* Work order
Set the entries below down again, please. Match them exactly.

[Exercise data Boundary: Start]

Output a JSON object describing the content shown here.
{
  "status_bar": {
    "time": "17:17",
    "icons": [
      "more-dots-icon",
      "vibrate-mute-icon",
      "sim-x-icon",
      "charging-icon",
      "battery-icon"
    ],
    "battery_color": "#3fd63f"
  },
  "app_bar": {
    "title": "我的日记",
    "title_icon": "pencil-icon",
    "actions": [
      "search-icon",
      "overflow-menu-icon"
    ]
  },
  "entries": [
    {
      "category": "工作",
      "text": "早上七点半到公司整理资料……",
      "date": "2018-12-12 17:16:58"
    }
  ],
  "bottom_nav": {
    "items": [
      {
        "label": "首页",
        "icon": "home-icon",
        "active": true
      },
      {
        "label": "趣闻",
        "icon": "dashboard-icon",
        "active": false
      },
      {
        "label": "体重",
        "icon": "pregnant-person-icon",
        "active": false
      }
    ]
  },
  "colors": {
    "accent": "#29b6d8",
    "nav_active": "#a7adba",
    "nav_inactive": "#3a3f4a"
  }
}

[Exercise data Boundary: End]

* Solution
Output a JSON object describing the content shown here.
{
  "status_bar": {
    "time": "17:17",
    "icons": [
      "more-dots-icon",
      "vibrate-mute-icon",
      "sim-x-icon",
      "charging-icon",
      "battery-icon"
    ],
    "battery_color": "#3fd63f"
  },
  "app_bar": {
    "title": "我的日记",
    "title_icon": "pencil-icon",
    "actions": [
      "search-icon",
      "overflow-menu-icon"
    ]
  },
  "entries": [
    {
      "category": "工作",
      "text": "早上七点半到公司整理资料……",
      "date": "2018-12-12 17:16:58"
    }
  ],
  "bottom_nav": {
    "items": [
      {
        "label": "首页",
        "icon": "home-icon",
        "active": true
      },
      {
        "label": "趣闻",
        "icon": "dashboard-icon",
        "active": false
      },
      {
        "label": "体重",
        "icon": "pregnant-person-icon",
        "active": false
      }
    ]
  },
  "colors": {
    "accent": "#29b6d8",
    "nav_active": "#a7adba",
    "nav_inactive": "#3a3f4a"
  }
}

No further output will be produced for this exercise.